YOUR OBJECTIVE:
Working through the data below, reproduce word for word the line with "What's the underlying" and every line after it, both ends included, and omit the pictures.

INFORMATION:
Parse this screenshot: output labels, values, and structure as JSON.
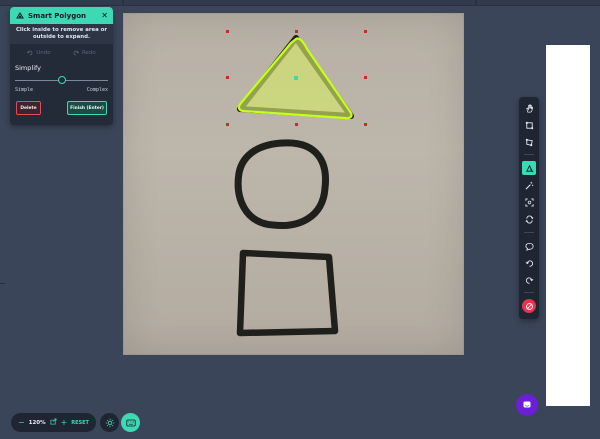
{
  "smart_polygon": {
    "title": "Smart Polygon",
    "close_glyph": "✕",
    "instructions": "Click inside to remove area or outside to expand.",
    "undo_label": "Undo",
    "redo_label": "Redo",
    "simplify_label": "Simplify",
    "simplify_value": 0.5,
    "slider_min_label": "Simple",
    "slider_max_label": "Complex",
    "delete_label": "Delete",
    "finish_label": "Finish (Enter)"
  },
  "toolbar": {
    "items": [
      {
        "name": "hand-tool",
        "icon": "hand-icon"
      },
      {
        "name": "bounding-box-tool",
        "icon": "box-icon"
      },
      {
        "name": "polygon-tool",
        "icon": "polygon-icon"
      },
      {
        "name": "smart-polygon-tool",
        "icon": "smart-polygon-icon",
        "active": true
      },
      {
        "name": "magic-wand-tool",
        "icon": "magic-wand-icon"
      },
      {
        "name": "auto-label-tool",
        "icon": "auto-label-icon"
      },
      {
        "name": "repeat-tool",
        "icon": "repeat-icon"
      },
      {
        "name": "comment-tool",
        "icon": "comment-icon"
      },
      {
        "name": "undo-tool",
        "icon": "undo-icon"
      },
      {
        "name": "redo-tool",
        "icon": "redo-icon"
      },
      {
        "name": "hide-annotations-tool",
        "icon": "eye-off-icon",
        "danger": true
      }
    ]
  },
  "zoom": {
    "minus": "−",
    "level": "120%",
    "plus": "+",
    "reset_label": "RESET"
  },
  "colors": {
    "accent": "#3cd9b4",
    "danger": "#e2344c",
    "polygon_fill": "#d4e86a",
    "chat": "#6b1fd6"
  }
}
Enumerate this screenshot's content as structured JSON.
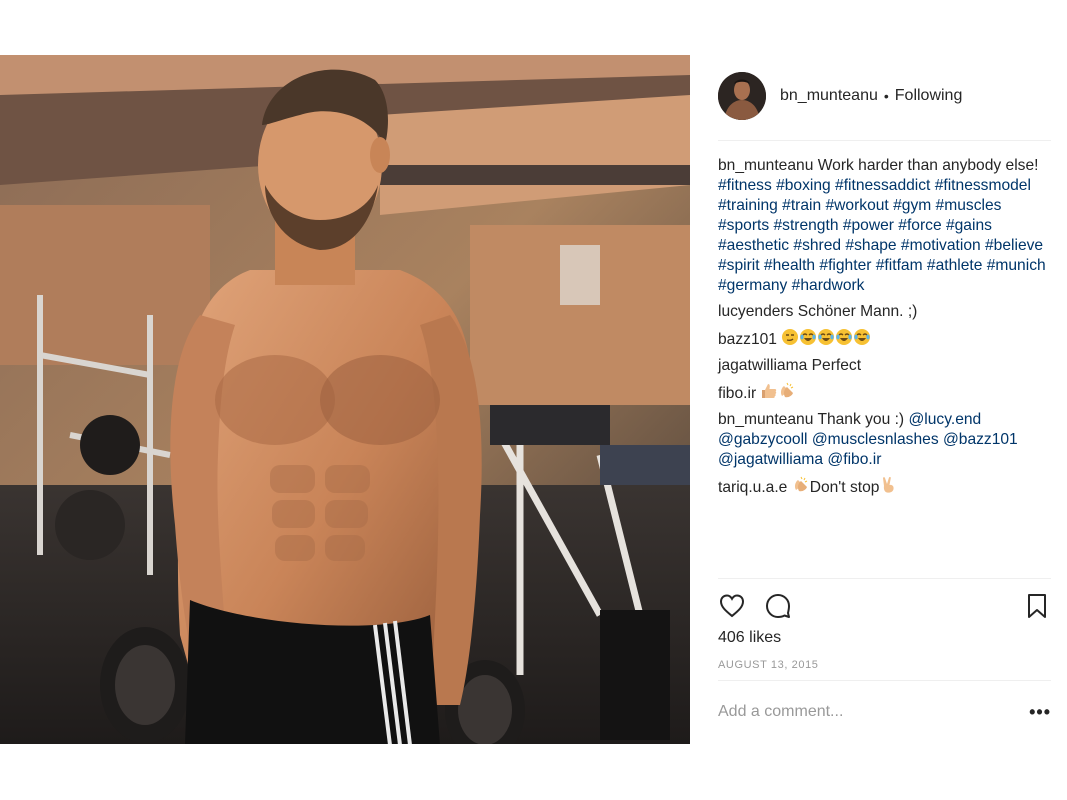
{
  "post": {
    "author": "bn_munteanu",
    "follow_status": "Following",
    "dot": "•",
    "likes": "406 likes",
    "date": "AUGUST 13, 2015",
    "comment_placeholder": "Add a comment...",
    "more_label": "•••",
    "photo_icon": "gym-photo",
    "avatar_icon": "profile-photo"
  },
  "caption": {
    "user": "bn_munteanu",
    "text": "Work harder than anybody else!",
    "hashtags": "#fitness #boxing #fitnessaddict #fitnessmodel #training #train #workout #gym #muscles #sports #strength #power #force #gains #aesthetic #shred #shape #motivation #believe #spirit #health #fighter #fitfam #athlete #munich #germany #hardwork"
  },
  "comments": [
    {
      "user": "lucyenders",
      "text": "Schöner Mann. ;)"
    },
    {
      "user": "bazz101",
      "text": "",
      "emojis": [
        "smirk-emoji",
        "tears-of-joy-emoji",
        "tears-of-joy-emoji",
        "tears-of-joy-emoji",
        "tears-of-joy-emoji"
      ]
    },
    {
      "user": "jagatwilliama",
      "text": "Perfect"
    },
    {
      "user": "fibo.ir",
      "text": "",
      "emojis": [
        "thumbs-up-emoji",
        "clapping-hands-emoji"
      ]
    },
    {
      "user": "bn_munteanu",
      "text": "Thank you :)",
      "mentions": "@lucy.end @gabzycooll @musclesnlashes @bazz101 @jagatwilliama @fibo.ir"
    },
    {
      "user": "tariq.u.a.e",
      "text": "Don't stop",
      "emojis": [
        "clapping-hands-emoji",
        "victory-hand-emoji"
      ]
    }
  ],
  "icons": {
    "like": "heart-icon",
    "comment": "comment-icon",
    "save": "bookmark-icon"
  },
  "colors": {
    "link": "#003569",
    "text": "#262626",
    "muted": "#999999",
    "divider": "#efefef"
  }
}
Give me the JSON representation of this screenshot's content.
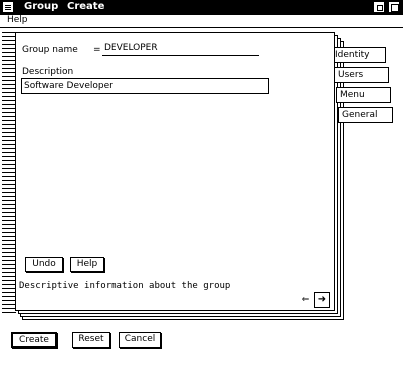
{
  "window": {
    "title_items": [
      "Group",
      "Create"
    ]
  },
  "menu": {
    "help_label": "Help"
  },
  "form": {
    "group_name_label": "Group name",
    "group_name_value": "DEVELOPER",
    "description_label": "Description",
    "description_value": "Software Developer"
  },
  "tabs": [
    {
      "label": "Identity"
    },
    {
      "label": "Users"
    },
    {
      "label": "Menu"
    },
    {
      "label": "General"
    }
  ],
  "page_buttons": {
    "undo_label": "Undo",
    "help_label": "Help"
  },
  "status_text": "Descriptive information about the group",
  "footer": {
    "create_label": "Create",
    "reset_label": "Reset",
    "cancel_label": "Cancel"
  },
  "colors": {
    "foreground": "#000000",
    "background": "#ffffff"
  }
}
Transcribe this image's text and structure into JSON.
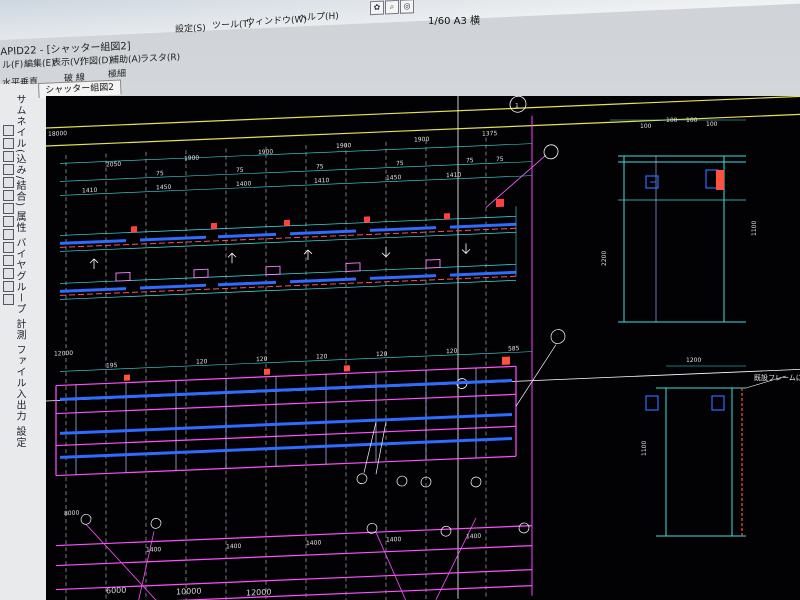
{
  "window": {
    "title": "APID22 - [シャッター組図2]",
    "scale": "1/60 A3 横"
  },
  "menu": {
    "items": [
      {
        "label": "設定(S)"
      },
      {
        "label": "ツール(T)"
      },
      {
        "label": "ウィンドウ(W)"
      },
      {
        "label": "ヘルプ(H)"
      }
    ],
    "second_row": [
      {
        "label": "ル(F)"
      },
      {
        "label": "編集(E)"
      },
      {
        "label": "表示(V)"
      },
      {
        "label": "作図(D)"
      },
      {
        "label": "補助(A)"
      },
      {
        "label": "ラスタ(R)"
      }
    ]
  },
  "toolbar2": {
    "left_label": "水平垂直",
    "line_type": "破 線",
    "line_width": "極細"
  },
  "left_panel": {
    "vertical_caption": "サムネイル(込み/結合) 属性 バイヤグループ 計測 ファイル入出力 設定"
  },
  "document_tab": {
    "label": "シャッター組図2"
  },
  "drawing": {
    "top_dims": [
      "2050",
      "1900",
      "1900",
      "1900",
      "1900",
      "1375"
    ],
    "mid_dims": [
      "1410",
      "1450",
      "1400",
      "1410",
      "1450",
      "1410"
    ],
    "small_dims": [
      "75",
      "75",
      "75",
      "75",
      "75",
      "75"
    ],
    "lower_dims": [
      "195",
      "120",
      "120",
      "120",
      "120",
      "120",
      "585"
    ],
    "bottom_dims": [
      "1400",
      "1400",
      "1400",
      "1400",
      "1400"
    ],
    "left_level_labels": [
      "18000",
      "12000",
      "8000"
    ],
    "bottom_levels": [
      "6000",
      "10000",
      "12000"
    ],
    "right_top_dims": [
      "100",
      "100",
      "100",
      "100"
    ],
    "right_side_dims": [
      "2200",
      "1100",
      "1100"
    ],
    "right_lower_dim": "1200",
    "annotation_jp": "既設フレームに溶着"
  }
}
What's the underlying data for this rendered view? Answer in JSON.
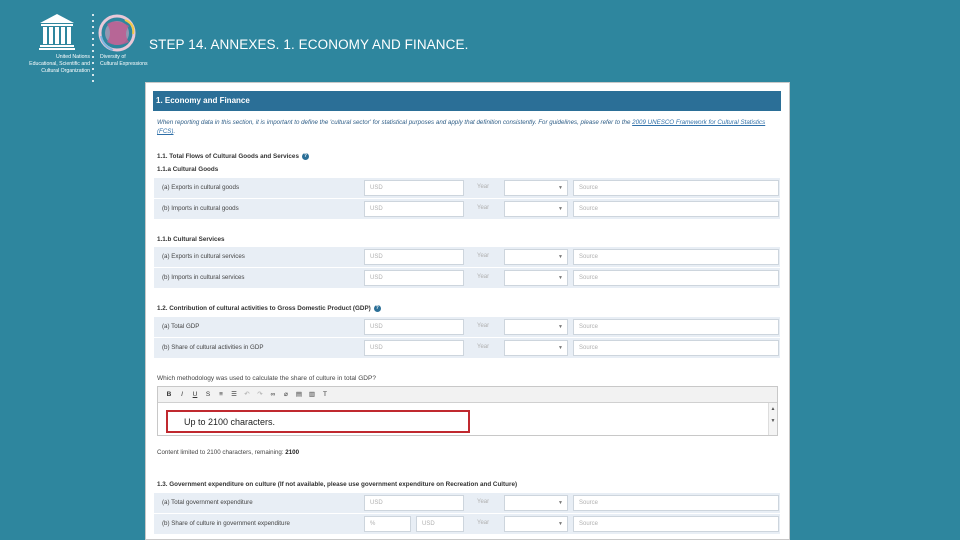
{
  "slide": {
    "title": "STEP 14. ANNEXES. 1. ECONOMY AND FINANCE."
  },
  "logos": {
    "unesco_text": [
      "United Nations",
      "Educational, Scientific and",
      "Cultural Organization"
    ],
    "convention_text": [
      "Diversity of",
      "Cultural Expressions"
    ]
  },
  "form": {
    "header": "1. Economy and Finance",
    "intro_before_link": "When reporting data in this section, it is important to define the 'cultural sector' for statistical purposes and apply that definition consistently. For guidelines, please refer to the ",
    "intro_link": "2009 UNESCO Framework for Cultural Statistics (FCS)",
    "intro_after_link": ".",
    "s1_title": "1.1. Total Flows of Cultural Goods and Services",
    "s1a_title": "1.1.a Cultural Goods",
    "s1b_title": "1.1.b Cultural Services",
    "s2_title": "1.2. Contribution of cultural activities to Gross Domestic Product (GDP)",
    "s3_title": "1.3. Government expenditure on culture (If not available, please use government expenditure on Recreation and Culture)",
    "placeholders": {
      "usd": "USD",
      "year": "Year",
      "source": "Source",
      "percent": "%"
    },
    "rows": {
      "goods_exports": "(a) Exports in cultural goods",
      "goods_imports": "(b) Imports in cultural goods",
      "services_exports": "(a) Exports in cultural services",
      "services_imports": "(b) Imports in cultural services",
      "total_gdp": "(a) Total GDP",
      "share_gdp": "(b) Share of cultural activities in GDP",
      "gov_total": "(a) Total government expenditure",
      "gov_share": "(b) Share of culture in government expenditure"
    },
    "methodology_question": "Which methodology was used to calculate the share of culture in total GDP?",
    "editor_placeholder": "Up to 2100 characters.",
    "limit_text": "Content limited to 2100 characters, remaining: ",
    "limit_remaining": "2100"
  },
  "colors": {
    "background": "#2e869e",
    "header": "#2b6f97",
    "row": "#e8eef5",
    "callout": "#c0292f"
  }
}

EXERCISE RESPONSE:
What's the underlying data for this rendered view? Answer in JSON.
{
  "slide": {
    "title": "STEP 14. ANNEXES. 1. ECONOMY AND FINANCE."
  },
  "logos": {
    "unesco_text": [
      "United Nations",
      "Educational, Scientific and",
      "Cultural Organization"
    ],
    "convention_text": [
      "Diversity of",
      "Cultural Expressions"
    ]
  },
  "form": {
    "header": "1. Economy and Finance",
    "intro_before_link": "When reporting data in this section, it is important to define the 'cultural sector' for statistical purposes and apply that definition consistently. For guidelines, please refer to the ",
    "intro_link": "2009 UNESCO Framework for Cultural Statistics (FCS)",
    "intro_after_link": ".",
    "s1_title": "1.1. Total Flows of Cultural Goods and Services",
    "s1a_title": "1.1.a Cultural Goods",
    "s1b_title": "1.1.b Cultural Services",
    "s2_title": "1.2. Contribution of cultural activities to Gross Domestic Product (GDP)",
    "s3_title": "1.3. Government expenditure on culture (If not available, please use government expenditure on Recreation and Culture)",
    "placeholders": {
      "usd": "USD",
      "year": "Year",
      "source": "Source",
      "percent": "%"
    },
    "rows": {
      "goods_exports": "(a) Exports in cultural goods",
      "goods_imports": "(b) Imports in cultural goods",
      "services_exports": "(a) Exports in cultural services",
      "services_imports": "(b) Imports in cultural services",
      "total_gdp": "(a) Total GDP",
      "share_gdp": "(b) Share of cultural activities in GDP",
      "gov_total": "(a) Total government expenditure",
      "gov_share": "(b) Share of culture in government expenditure"
    },
    "methodology_question": "Which methodology was used to calculate the share of culture in total GDP?",
    "editor_placeholder": "Up to 2100 characters.",
    "limit_text": "Content limited to 2100 characters, remaining: ",
    "limit_remaining": "2100"
  },
  "colors": {
    "background": "#2e869e",
    "header": "#2b6f97",
    "row": "#e8eef5",
    "callout": "#c0292f"
  }
}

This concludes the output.